Three in four parents say they are worried about their child’s mental health following the pandemic, a new survey has found.
The survey of more than 2,000 parents, commissioned by BBC Bitesize and Netmums, found that 74 per cent of parents are concerned about their child’s mental health, with the same proportion reporting that their child’s mental health had become a greater priority for them since the pandemic.
Nearly half, 44 per cent, said that their child had experienced mental health challenges, and 46 per cent said their child had been lonely because of the pandemic.
The results also showed the impact of lockdowns on children’s social skills and confidence.
In total, 48 per cent reported that their child was having difficulties with friendships and socialising, and two in three – 66 per cent – said that their child had been anxious about not being able to see friends and family as often as they usually would.

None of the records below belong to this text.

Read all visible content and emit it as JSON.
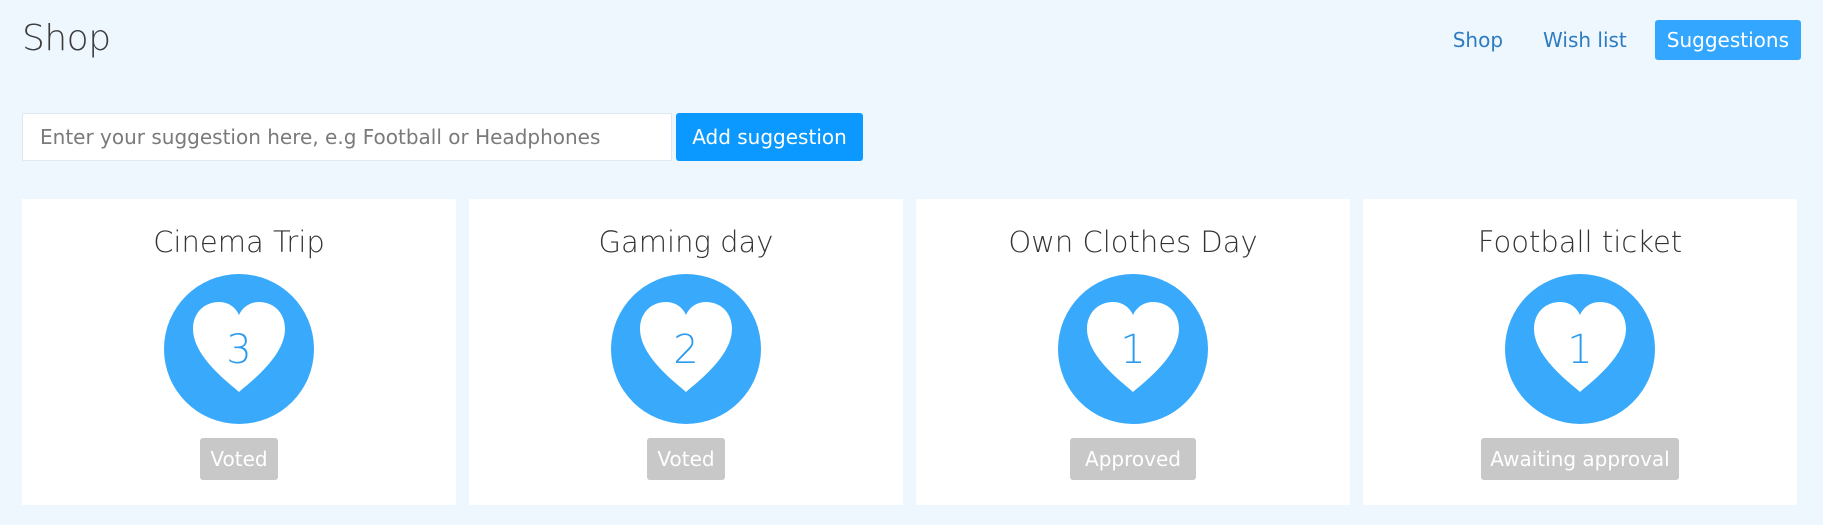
{
  "header": {
    "title": "Shop",
    "nav": [
      {
        "label": "Shop"
      },
      {
        "label": "Wish list"
      },
      {
        "label": "Suggestions"
      }
    ]
  },
  "form": {
    "placeholder": "Enter your suggestion here, e.g Football or Headphones",
    "value": "",
    "add_label": "Add suggestion"
  },
  "cards": [
    {
      "title": "Cinema Trip",
      "votes": "3",
      "status": "Voted"
    },
    {
      "title": "Gaming day",
      "votes": "2",
      "status": "Voted"
    },
    {
      "title": "Own Clothes Day",
      "votes": "1",
      "status": "Approved"
    },
    {
      "title": "Football ticket",
      "votes": "1",
      "status": "Awaiting approval"
    }
  ],
  "icons": {
    "vote": "heart-icon"
  },
  "colors": {
    "page_background": "#eef6fe",
    "accent": "#0b99ff",
    "active_nav": "#33a7ff",
    "vote_circle": "#38a9fb",
    "vote_count": "#2c9cf0",
    "status_badge": "#c8c8c8"
  }
}
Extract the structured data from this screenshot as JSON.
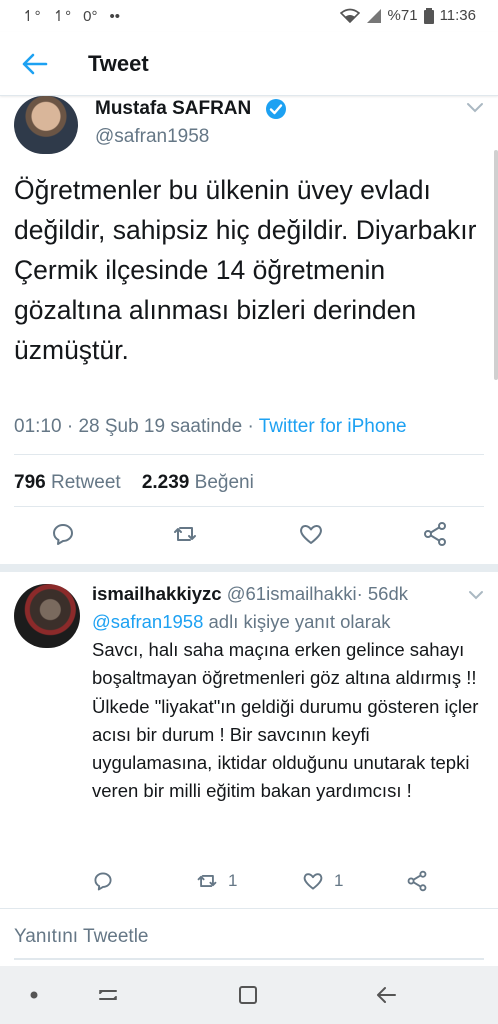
{
  "status_bar": {
    "left_icons": [
      "network-arrow-icon",
      "network-arrow-icon",
      "degree-icon",
      "dots-icon"
    ],
    "battery_percent": "%71",
    "time": "11:36"
  },
  "app_bar": {
    "title": "Tweet"
  },
  "tweet": {
    "author_name": "Mustafa SAFRAN",
    "author_handle": "@safran1958",
    "text": "Öğretmenler bu ülkenin üvey evladı değildir, sahipsiz hiç değildir. Diyarbakır Çermik ilçesinde 14 öğretmenin gözaltına alınması bizleri derinden üzmüştür.",
    "time": "01:10",
    "date": "28 Şub 19 saatinde",
    "separator": "·",
    "source": "Twitter for iPhone",
    "retweet_count": "796",
    "retweet_label": "Retweet",
    "like_count": "2.239",
    "like_label": "Beğeni",
    "accent_color": "#1da1f2"
  },
  "reply": {
    "author_name": "ismailhakkiyzc",
    "author_handle": "@61ismailhakki",
    "age": "56dk",
    "separator": "·",
    "replying_to": "@safran1958",
    "replying_suffix": "adlı kişiye yanıt olarak",
    "text": "Savcı, halı saha maçına erken gelince sahayı boşaltmayan öğretmenleri göz altına aldırmış !! Ülkede \"liyakat\"ın geldiği durumu gösteren içler acısı bir durum ! Bir savcının keyfi uygulamasına, iktidar olduğunu unutarak tepki veren bir milli eğitim bakan yardımcısı !",
    "retweet_count": "1",
    "like_count": "1"
  },
  "compose": {
    "placeholder": "Yanıtını Tweetle"
  },
  "nav_bar": {
    "buttons": [
      "nav-dot-icon",
      "recent-apps-icon",
      "home-icon",
      "back-icon"
    ]
  }
}
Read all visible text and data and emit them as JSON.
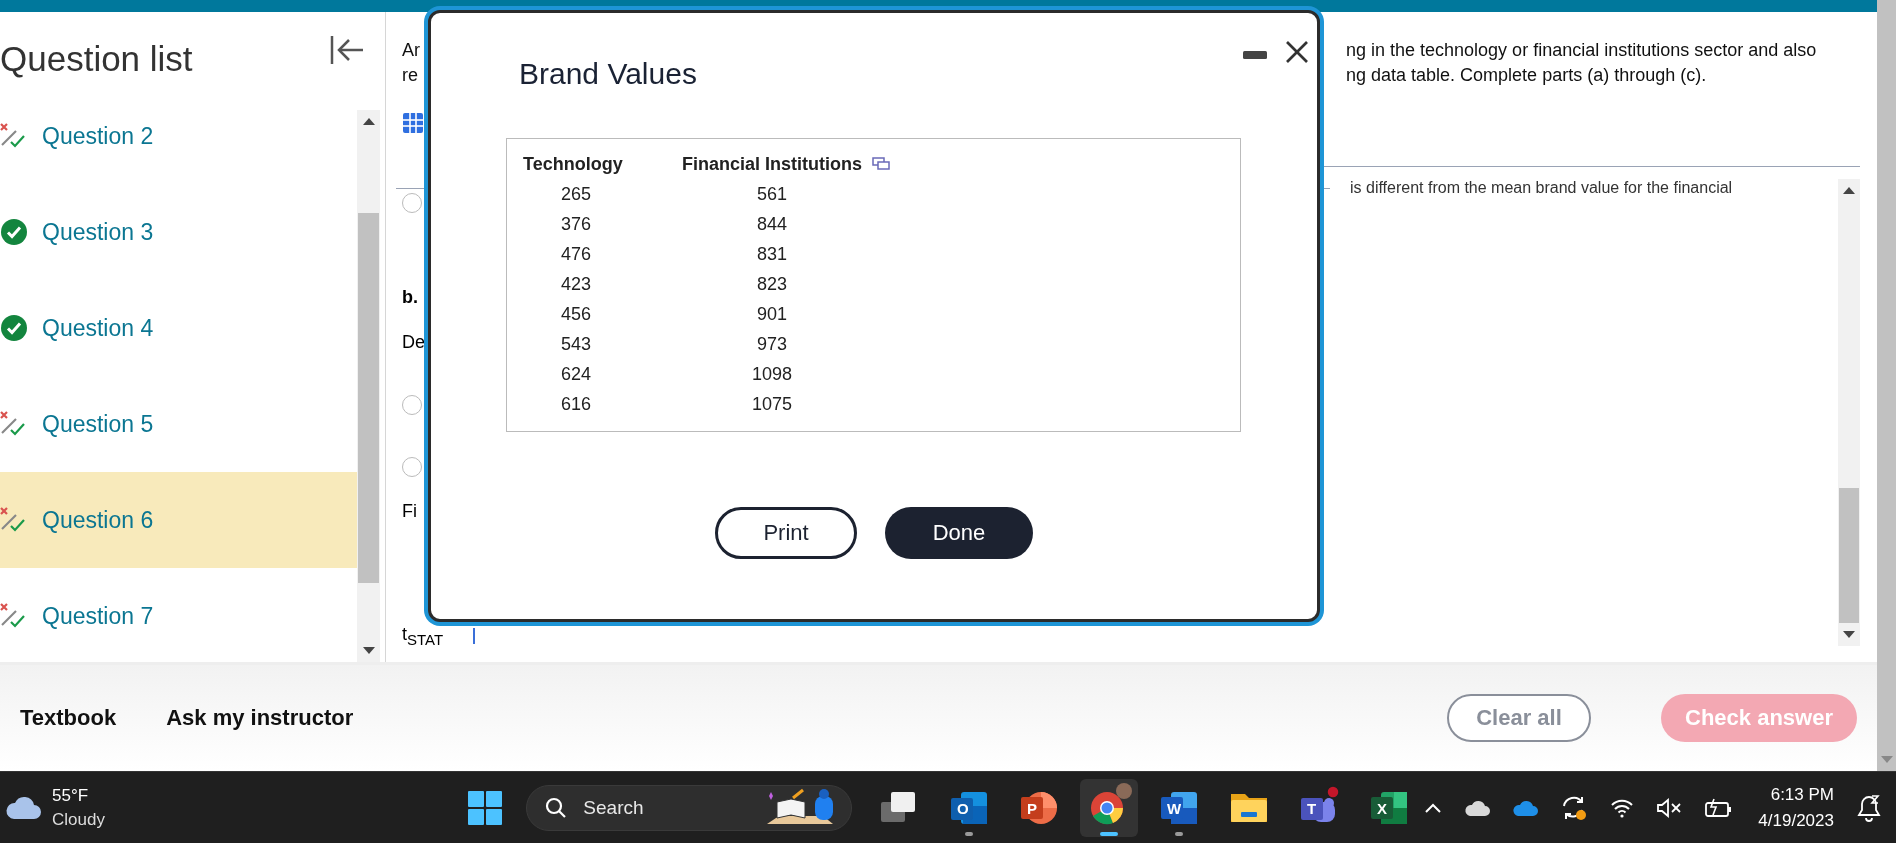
{
  "question_list": {
    "title": "Question list",
    "items": [
      {
        "label": "Question 2",
        "kind": "partial",
        "selected": false
      },
      {
        "label": "Question 3",
        "kind": "correct",
        "selected": false
      },
      {
        "label": "Question 4",
        "kind": "correct",
        "selected": false
      },
      {
        "label": "Question 5",
        "kind": "partial",
        "selected": false
      },
      {
        "label": "Question 6",
        "kind": "partial",
        "selected": true
      },
      {
        "label": "Question 7",
        "kind": "partial",
        "selected": false
      }
    ]
  },
  "question": {
    "intro_left": [
      "Ar",
      "re"
    ],
    "intro_right": [
      "ng in the technology or financial institutions sector and also",
      "ng data table. Complete parts (a) through (c)."
    ],
    "scroll_text": "is different from the mean brand value for the financial",
    "left_items": [
      {
        "kind": "radio",
        "selected": false
      },
      {
        "kind": "bold",
        "text": "b."
      },
      {
        "kind": "text",
        "text": "De"
      },
      {
        "kind": "radio",
        "selected": false
      },
      {
        "kind": "radio",
        "selected": false
      },
      {
        "kind": "text",
        "text": "Fi"
      },
      {
        "kind": "stat",
        "text": "t$_{STAT}$"
      }
    ]
  },
  "dialog": {
    "title": "Brand Values",
    "columns": [
      "Technology",
      "Financial Institutions"
    ],
    "rows": [
      [
        "265",
        "561"
      ],
      [
        "376",
        "844"
      ],
      [
        "476",
        "831"
      ],
      [
        "423",
        "823"
      ],
      [
        "456",
        "901"
      ],
      [
        "543",
        "973"
      ],
      [
        "624",
        "1098"
      ],
      [
        "616",
        "1075"
      ]
    ],
    "buttons": [
      {
        "label": "Print",
        "kind": "secondary"
      },
      {
        "label": "Done",
        "kind": "primary"
      }
    ]
  },
  "footer": {
    "links": [
      "Textbook",
      "Ask my instructor"
    ],
    "buttons": [
      {
        "label": "Clear all",
        "kind": "outline",
        "disabled": false
      },
      {
        "label": "Check answer",
        "kind": "primary",
        "disabled": true
      }
    ]
  },
  "taskbar": {
    "weather": {
      "temperature": "55°F",
      "condition": "Cloudy"
    },
    "search": {
      "placeholder": "Search"
    },
    "apps": [
      {
        "kind": "taskview",
        "running": false,
        "selected": false,
        "badge": false
      },
      {
        "kind": "mail",
        "glyph": "O",
        "running": true,
        "selected": false,
        "badge": false
      },
      {
        "kind": "slides",
        "glyph": "P",
        "running": false,
        "selected": false,
        "badge": false
      },
      {
        "kind": "browser",
        "running": true,
        "selected": true,
        "badge": false
      },
      {
        "kind": "document",
        "glyph": "W",
        "running": true,
        "selected": false,
        "badge": false
      },
      {
        "kind": "folder",
        "running": false,
        "selected": false,
        "badge": false
      },
      {
        "kind": "chat",
        "glyph": "T",
        "running": false,
        "selected": false,
        "badge": true
      },
      {
        "kind": "sheet",
        "glyph": "X",
        "running": false,
        "selected": false,
        "badge": false
      }
    ],
    "time": "6:13 PM",
    "date": "4/19/2023"
  }
}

Nearly three in 10 – 28 per cent – said that their child’s mental health had deteriorated over the last six months.
BBC Bitesize’s Parents Toolkit and Netmums have launched a collaboration, #LetsTalkAboutChildMentalHealth, connecting parents with mental health experts, as well as providing information to help them talk to their child about mental health.
A Mental Health First Aid Kit will be available for families needing to access help, and educational psychologist Laverne Antrobus will give advice to parents on how to discuss the issue with their children.
The charity YoungMinds will also provide tips on how to encourage children to engage with life outside the home post-pandemic.
Helen Foulkes, head of content production from BBC Bitesize, said: “The statistics speak for themselves, concerns about child mental health and the overall wellbeing of families post-pandemic are reaching a crunch point.”
Netmums editorial director Anne-Marie O’Leary said: “Parents have told us since the earliest days of the pandemic that their children’s mental health was becoming a growing concern.”
She added that the latest research “evidences just how severe the cumulative impact of two years of interrupted schooling and social distancing measures has been”.